# [Supplied material]

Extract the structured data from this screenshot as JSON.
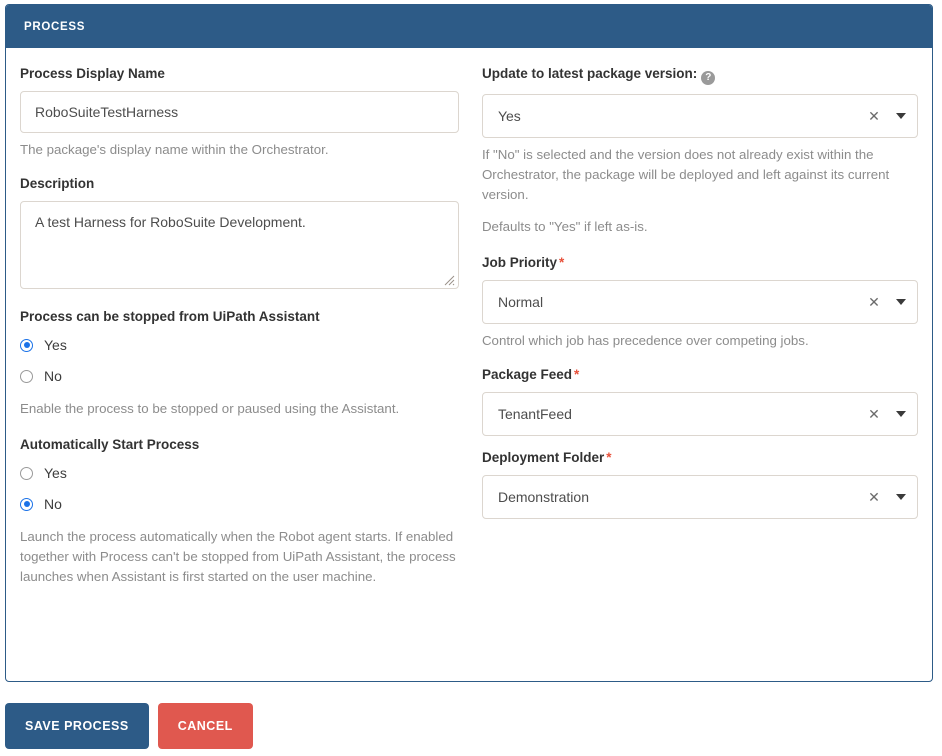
{
  "card": {
    "header_title": "PROCESS"
  },
  "left": {
    "display_name": {
      "label": "Process Display Name",
      "value": "RoboSuiteTestHarness",
      "placeholder": "",
      "help": "The package's display name within the Orchestrator."
    },
    "description": {
      "label": "Description",
      "value": "A test Harness for RoboSuite Development.",
      "placeholder": ""
    },
    "can_be_stopped": {
      "label": "Process can be stopped from UiPath Assistant",
      "options": [
        {
          "label": "Yes",
          "selected": true
        },
        {
          "label": "No",
          "selected": false
        }
      ],
      "help": "Enable the process to be stopped or paused using the Assistant."
    },
    "auto_start": {
      "label": "Automatically Start Process",
      "options": [
        {
          "label": "Yes",
          "selected": false
        },
        {
          "label": "No",
          "selected": true
        }
      ],
      "help": "Launch the process automatically when the Robot agent starts. If enabled together with Process can't be stopped from UiPath Assistant, the process launches when Assistant is first started on the user machine."
    }
  },
  "right": {
    "update_version": {
      "label": "Update to latest package version:",
      "help_icon": "question-mark-circle-icon",
      "value": "Yes",
      "clear_icon": "close-icon",
      "caret_icon": "chevron-down-icon",
      "help1": "If \"No\" is selected and the version does not already exist within the Orchestrator, the package will be deployed and left against its current version.",
      "help2": "Defaults to \"Yes\" if left as-is."
    },
    "job_priority": {
      "label": "Job Priority",
      "required_mark": "*",
      "value": "Normal",
      "clear_icon": "close-icon",
      "caret_icon": "chevron-down-icon",
      "help": "Control which job has precedence over competing jobs."
    },
    "package_feed": {
      "label": "Package Feed",
      "required_mark": "*",
      "value": "TenantFeed",
      "clear_icon": "close-icon",
      "caret_icon": "chevron-down-icon"
    },
    "deployment_folder": {
      "label": "Deployment Folder",
      "required_mark": "*",
      "value": "Demonstration",
      "clear_icon": "close-icon",
      "caret_icon": "chevron-down-icon"
    }
  },
  "footer": {
    "save_label": "SAVE PROCESS",
    "cancel_label": "CANCEL"
  },
  "colors": {
    "header_blue": "#2d5b87",
    "cancel_red": "#e0584f",
    "required_red": "#e8503a",
    "radio_blue": "#1b72e8",
    "input_border": "#dcd6cf",
    "help_text": "#8c8c8c"
  }
}
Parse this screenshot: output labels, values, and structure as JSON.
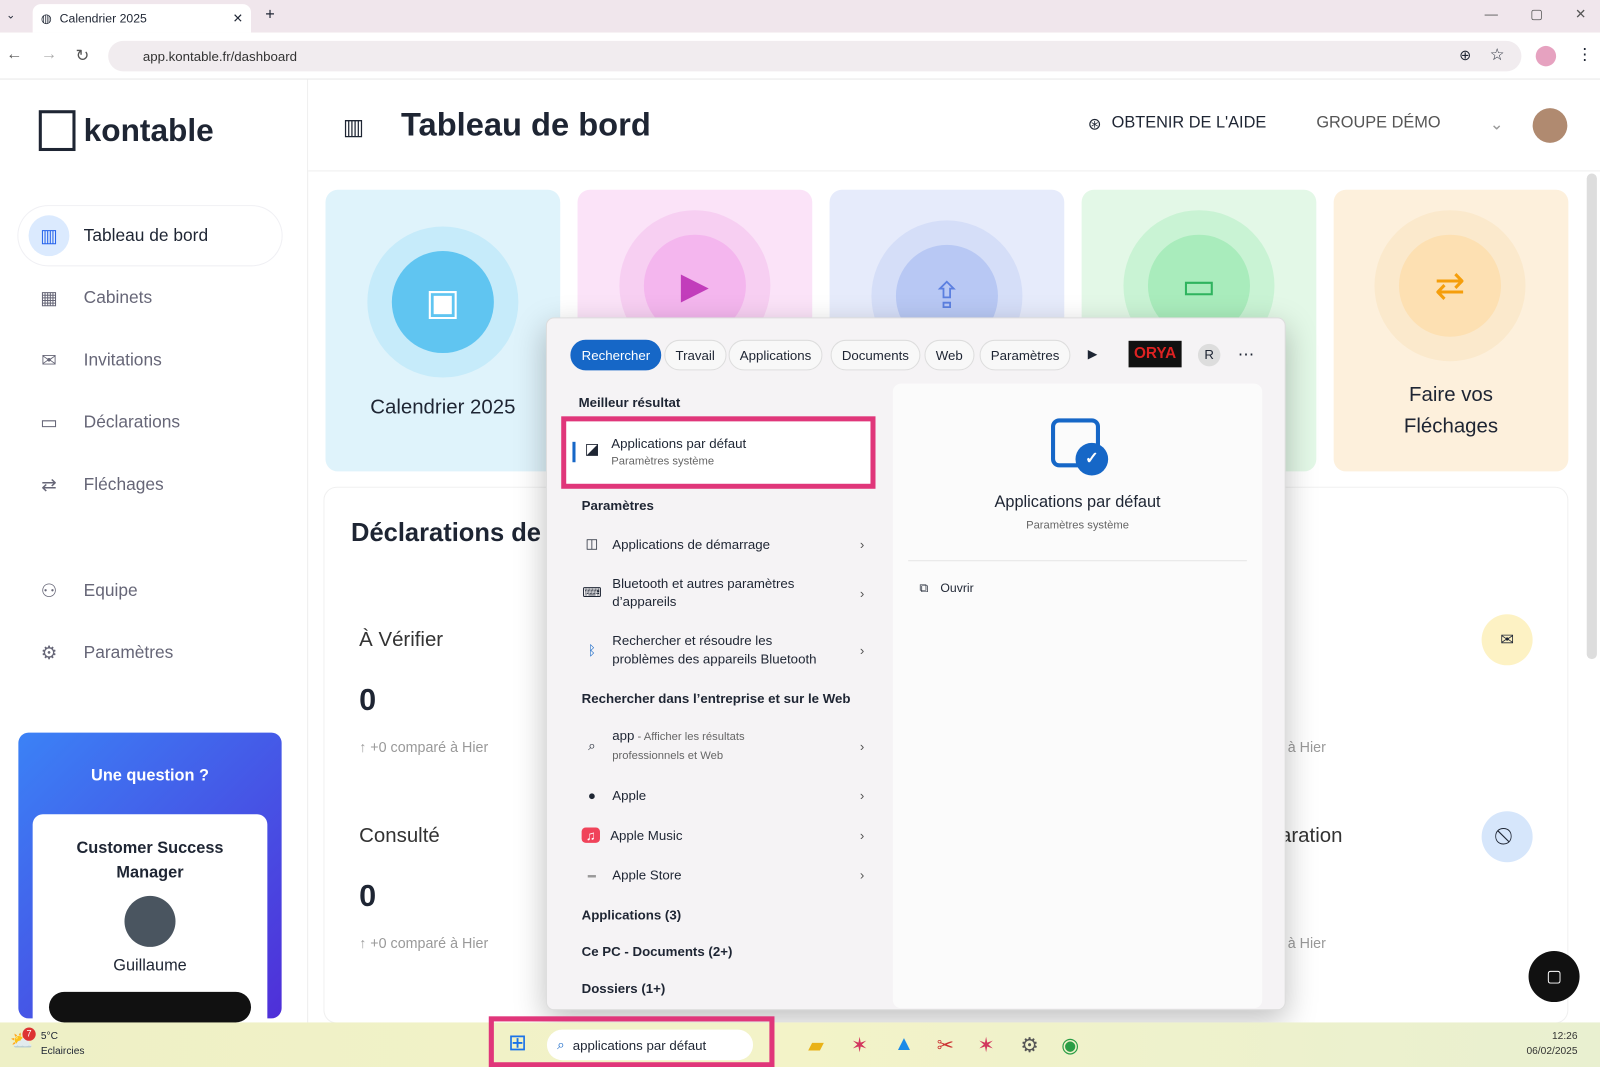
{
  "browser": {
    "tab_title": "Calendrier 2025",
    "url": "app.kontable.fr/dashboard"
  },
  "sidebar": {
    "logo": "kontable",
    "items": [
      {
        "label": "Tableau de bord",
        "icon": "bar-chart-icon"
      },
      {
        "label": "Cabinets",
        "icon": "building-icon"
      },
      {
        "label": "Invitations",
        "icon": "mail-icon"
      },
      {
        "label": "Déclarations",
        "icon": "folder-icon"
      },
      {
        "label": "Fléchages",
        "icon": "arrows-icon"
      },
      {
        "label": "Equipe",
        "icon": "team-icon"
      },
      {
        "label": "Paramètres",
        "icon": "gear-icon"
      }
    ],
    "help": {
      "title": "Une question ?",
      "role": "Customer Success Manager",
      "name": "Guillaume"
    }
  },
  "header": {
    "title": "Tableau de bord",
    "help": "OBTENIR DE L'AIDE",
    "group": "GROUPE DÉMO"
  },
  "cards": [
    {
      "label": "Calendrier 2025",
      "color": "#60c5f1"
    },
    {
      "label": "",
      "color": "#e07ad8"
    },
    {
      "label": "",
      "color": "#8aa8ee"
    },
    {
      "label": "",
      "color": "#5fd58a"
    },
    {
      "label": "Faire vos Fléchages",
      "color": "#f7b955"
    }
  ],
  "panel": {
    "title": "Déclarations de",
    "stats": [
      {
        "label": "À Vérifier",
        "value": "0",
        "delta": "+0 comparé à Hier"
      },
      {
        "label": "Consulté",
        "value": "0",
        "delta": "+0 comparé à Hier"
      }
    ],
    "right_label": "laration",
    "right_delta": "à Hier"
  },
  "search": {
    "tabs": [
      "Rechercher",
      "Travail",
      "Applications",
      "Documents",
      "Web",
      "Paramètres"
    ],
    "orya": "ORYA",
    "user_initial": "R",
    "best_heading": "Meilleur résultat",
    "best": {
      "title": "Applications par défaut",
      "sub": "Paramètres système"
    },
    "settings_heading": "Paramètres",
    "settings": [
      "Applications de démarrage",
      "Bluetooth et autres paramètres d’appareils",
      "Rechercher et résoudre les problèmes des appareils Bluetooth"
    ],
    "web_heading": "Rechercher dans l’entreprise et sur le Web",
    "web": [
      {
        "title": "app",
        "sub": " - Afficher les résultats professionnels et Web"
      },
      {
        "title": "Apple"
      },
      {
        "title": "Apple Music"
      },
      {
        "title": "Apple Store"
      }
    ],
    "groups": [
      "Applications (3)",
      "Ce PC - Documents (2+)",
      "Dossiers (1+)"
    ],
    "preview": {
      "title": "Applications par défaut",
      "sub": "Paramètres système",
      "open": "Ouvrir"
    }
  },
  "taskbar": {
    "weather_temp": "5°C",
    "weather_desc": "Eclaircies",
    "weather_badge": "7",
    "search_value": "applications par défaut",
    "time": "12:26",
    "date": "06/02/2025"
  }
}
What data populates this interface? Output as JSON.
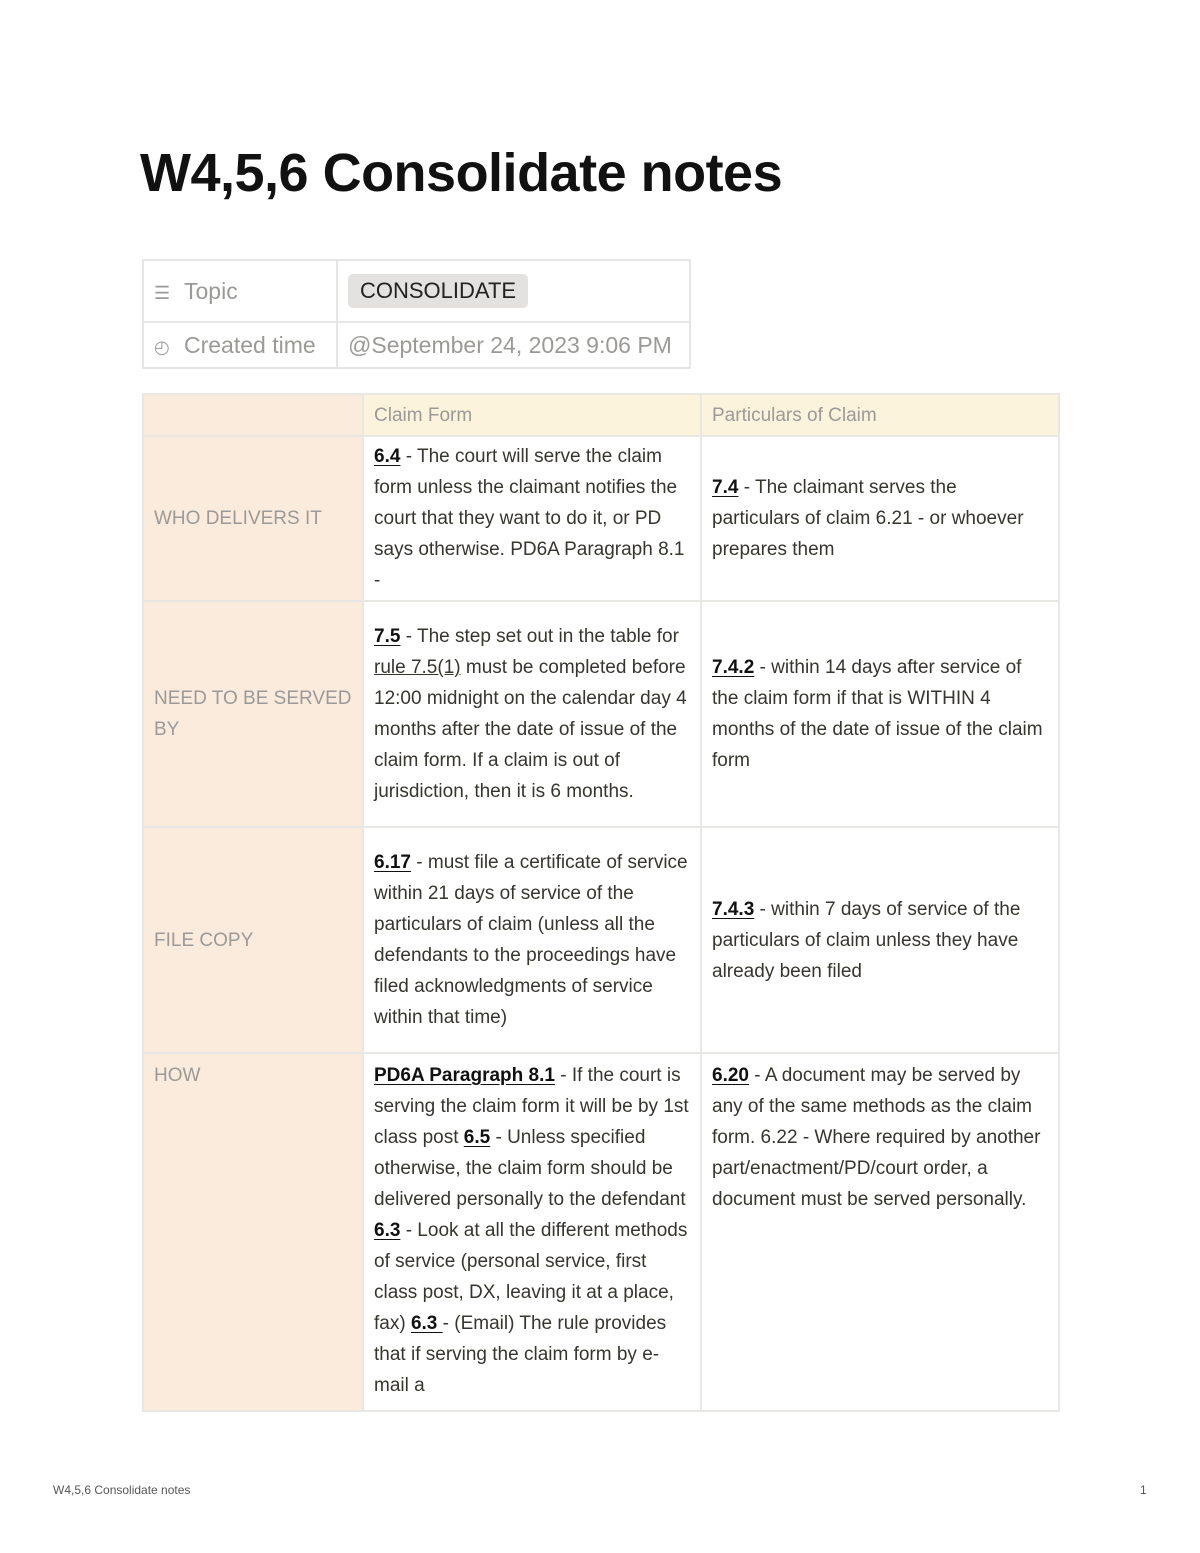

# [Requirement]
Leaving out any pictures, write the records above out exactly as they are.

# [Worked solution]
Extract the structured data from this screenshot as JSON.
{
  "card": {
    "header_title": "PROCESS"
  },
  "left": {
    "display_name": {
      "label": "Process Display Name",
      "value": "RoboSuiteTestHarness",
      "placeholder": "",
      "help": "The package's display name within the Orchestrator."
    },
    "description": {
      "label": "Description",
      "value": "A test Harness for RoboSuite Development.",
      "placeholder": ""
    },
    "can_be_stopped": {
      "label": "Process can be stopped from UiPath Assistant",
      "options": [
        {
          "label": "Yes",
          "selected": true
        },
        {
          "label": "No",
          "selected": false
        }
      ],
      "help": "Enable the process to be stopped or paused using the Assistant."
    },
    "auto_start": {
      "label": "Automatically Start Process",
      "options": [
        {
          "label": "Yes",
          "selected": false
        },
        {
          "label": "No",
          "selected": true
        }
      ],
      "help": "Launch the process automatically when the Robot agent starts. If enabled together with Process can't be stopped from UiPath Assistant, the process launches when Assistant is first started on the user machine."
    }
  },
  "right": {
    "update_version": {
      "label": "Update to latest package version:",
      "help_icon": "question-mark-circle-icon",
      "value": "Yes",
      "clear_icon": "close-icon",
      "caret_icon": "chevron-down-icon",
      "help1": "If \"No\" is selected and the version does not already exist within the Orchestrator, the package will be deployed and left against its current version.",
      "help2": "Defaults to \"Yes\" if left as-is."
    },
    "job_priority": {
      "label": "Job Priority",
      "required_mark": "*",
      "value": "Normal",
      "clear_icon": "close-icon",
      "caret_icon": "chevron-down-icon",
      "help": "Control which job has precedence over competing jobs."
    },
    "package_feed": {
      "label": "Package Feed",
      "required_mark": "*",
      "value": "TenantFeed",
      "clear_icon": "close-icon",
      "caret_icon": "chevron-down-icon"
    },
    "deployment_folder": {
      "label": "Deployment Folder",
      "required_mark": "*",
      "value": "Demonstration",
      "clear_icon": "close-icon",
      "caret_icon": "chevron-down-icon"
    }
  },
  "footer": {
    "save_label": "SAVE PROCESS",
    "cancel_label": "CANCEL"
  },
  "colors": {
    "header_blue": "#2d5b87",
    "cancel_red": "#e0584f",
    "required_red": "#e8503a",
    "radio_blue": "#1b72e8",
    "input_border": "#dcd6cf",
    "help_text": "#8c8c8c"
  }
}
Parse this screenshot: output labels, values, and structure as JSON.
{
  "browser": {
    "tab_title": "Calendrier 2025",
    "url": "app.kontable.fr/dashboard"
  },
  "sidebar": {
    "logo": "kontable",
    "items": [
      {
        "label": "Tableau de bord",
        "icon": "bar-chart-icon"
      },
      {
        "label": "Cabinets",
        "icon": "building-icon"
      },
      {
        "label": "Invitations",
        "icon": "mail-icon"
      },
      {
        "label": "Déclarations",
        "icon": "folder-icon"
      },
      {
        "label": "Fléchages",
        "icon": "arrows-icon"
      },
      {
        "label": "Equipe",
        "icon": "team-icon"
      },
      {
        "label": "Paramètres",
        "icon": "gear-icon"
      }
    ],
    "help": {
      "title": "Une question ?",
      "role": "Customer Success Manager",
      "name": "Guillaume"
    }
  },
  "header": {
    "title": "Tableau de bord",
    "help": "OBTENIR DE L'AIDE",
    "group": "GROUPE DÉMO"
  },
  "cards": [
    {
      "label": "Calendrier 2025",
      "color": "#60c5f1"
    },
    {
      "label": "",
      "color": "#e07ad8"
    },
    {
      "label": "",
      "color": "#8aa8ee"
    },
    {
      "label": "",
      "color": "#5fd58a"
    },
    {
      "label": "Faire vos Fléchages",
      "color": "#f7b955"
    }
  ],
  "panel": {
    "title": "Déclarations de",
    "stats": [
      {
        "label": "À Vérifier",
        "value": "0",
        "delta": "+0 comparé à Hier"
      },
      {
        "label": "Consulté",
        "value": "0",
        "delta": "+0 comparé à Hier"
      }
    ],
    "right_label": "laration",
    "right_delta": "à Hier"
  },
  "search": {
    "tabs": [
      "Rechercher",
      "Travail",
      "Applications",
      "Documents",
      "Web",
      "Paramètres"
    ],
    "orya": "ORYA",
    "user_initial": "R",
    "best_heading": "Meilleur résultat",
    "best": {
      "title": "Applications par défaut",
      "sub": "Paramètres système"
    },
    "settings_heading": "Paramètres",
    "settings": [
      "Applications de démarrage",
      "Bluetooth et autres paramètres d’appareils",
      "Rechercher et résoudre les problèmes des appareils Bluetooth"
    ],
    "web_heading": "Rechercher dans l’entreprise et sur le Web",
    "web": [
      {
        "title": "app",
        "sub": " - Afficher les résultats professionnels et Web"
      },
      {
        "title": "Apple"
      },
      {
        "title": "Apple Music"
      },
      {
        "title": "Apple Store"
      }
    ],
    "groups": [
      "Applications (3)",
      "Ce PC - Documents (2+)",
      "Dossiers (1+)"
    ],
    "preview": {
      "title": "Applications par défaut",
      "sub": "Paramètres système",
      "open": "Ouvrir"
    }
  },
  "taskbar": {
    "weather_temp": "5°C",
    "weather_desc": "Eclaircies",
    "weather_badge": "7",
    "search_value": "applications par défaut",
    "time": "12:26",
    "date": "06/02/2025"
  }
}
What data populates this interface? Output as JSON.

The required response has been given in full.